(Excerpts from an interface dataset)
================

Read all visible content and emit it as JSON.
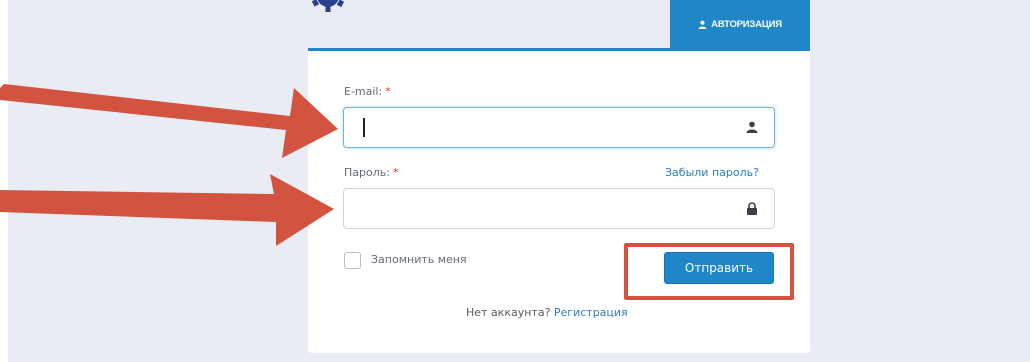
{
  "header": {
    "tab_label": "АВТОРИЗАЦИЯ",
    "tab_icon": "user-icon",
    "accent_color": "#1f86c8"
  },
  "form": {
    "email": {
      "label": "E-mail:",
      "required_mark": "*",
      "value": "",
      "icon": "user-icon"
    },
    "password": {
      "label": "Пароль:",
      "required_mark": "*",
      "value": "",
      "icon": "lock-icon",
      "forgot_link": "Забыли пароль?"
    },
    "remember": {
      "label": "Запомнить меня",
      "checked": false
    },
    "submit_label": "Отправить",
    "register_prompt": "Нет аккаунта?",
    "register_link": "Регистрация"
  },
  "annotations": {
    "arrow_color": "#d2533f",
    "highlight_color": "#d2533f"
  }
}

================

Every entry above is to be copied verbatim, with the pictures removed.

Read all visible content and emit it as JSON.
{
  "header": {
    "tab_label": "АВТОРИЗАЦИЯ",
    "tab_icon": "user-icon",
    "accent_color": "#1f86c8"
  },
  "form": {
    "email": {
      "label": "E-mail:",
      "required_mark": "*",
      "value": "",
      "icon": "user-icon"
    },
    "password": {
      "label": "Пароль:",
      "required_mark": "*",
      "value": "",
      "icon": "lock-icon",
      "forgot_link": "Забыли пароль?"
    },
    "remember": {
      "label": "Запомнить меня",
      "checked": false
    },
    "submit_label": "Отправить",
    "register_prompt": "Нет аккаунта?",
    "register_link": "Регистрация"
  },
  "annotations": {
    "arrow_color": "#d2533f",
    "highlight_color": "#d2533f"
  }
}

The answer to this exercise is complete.